This is why many people tend to turn to Chapter 13 bankruptcies. In most cases, both you and your cosigners will be protected in a Chapter 13 bankruptcy case, since you are committing to a repayment plan that will include your cosigned loans. While a Chapter 13 bankruptcy is a huge financial commitment, if you are truly dedicated to preserving your cosigner’s credit, it could be a good option if you will be able to complete the three or five year plan successfully.
If you are struggling to find a balance between what is best for you and your finances and what is best for your cosigners, let the Phoenix bankruptcy attorneys at Curry, Pearson & Wooten help. Our experienced team of lawyers can guide you through the bankruptcy process and allow you to weigh your options before diving headfirst into a huge financial decision. Call us today at 602-258-1000 for a consultation with an attorney now.
My ex-husband pays me both alimony and child support payments each month—will this be counted as income if I file for bankruptcy here in Arizona?
As you prepare to file for bankruptcy, you will be jumping through many proverbial “hoops” to ultimately get your debts discharged.

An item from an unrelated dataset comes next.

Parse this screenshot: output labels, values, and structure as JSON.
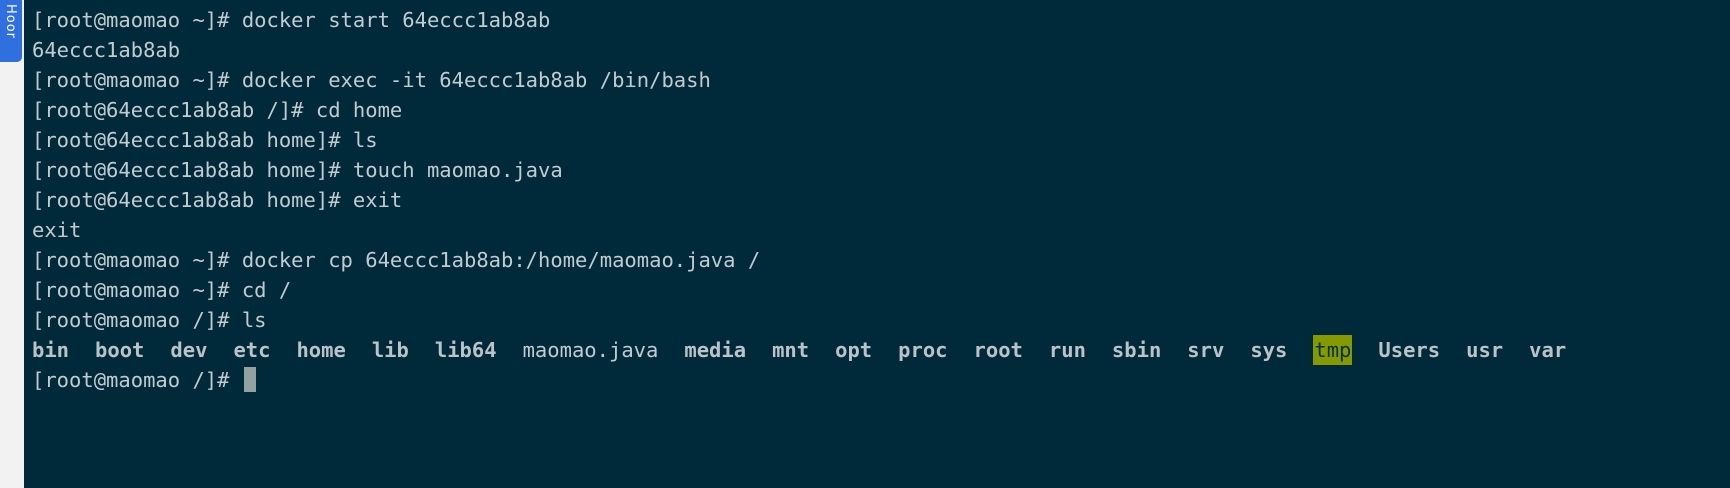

One of the earliest “hoops” to jump through is the means test for the particular bankruptcy that you are filing for.
The means test looks at six-month average of your income and expenses to determine whether your disposable monthly income is sufficient to support a Chapter 13-syle repayment plan, or if you are better suited for a Chapter 7 liquidation bankruptcy. By comparing your income and expenses to other households of your size in Arizona, you will be able to find out which bankruptcy you can file.
As you fill out the means test, your received alimony and child support payments will need to be counted as income. This is important, as the amount you receive in support payments (combined with any income from your job) can impact whether you qualify for a Chapter 7 bankruptcy, especially if this amount pushes your income about the state mean for a household of your size.
The good news is, however, that most child support payments are exempt, which means that the bankruptcy trustee cannot use any portion of these payments to pay off your creditors. This may help set your mind at ease as you navigate through your bankruptcy case, knowing that funds meant for your child or children will remain safe and secure.
Whether your combined income qualifies you for a Chapter 7 bankruptcy or you are financially secure enough to file for a Chapter 13 bankruptcy, our Phoenix, AZ bankruptcy law firm can help. The Arizona consumer bankruptcy attorneys at Curry, Pearson & Wooten can help you escape the overwhelming burden of your debt and help you protect the important funds that are meant to provide for your children. If you are considering filing, let us guide you through the process—call us today at 602-258-1000 to schedule a consultation with a lawyer now.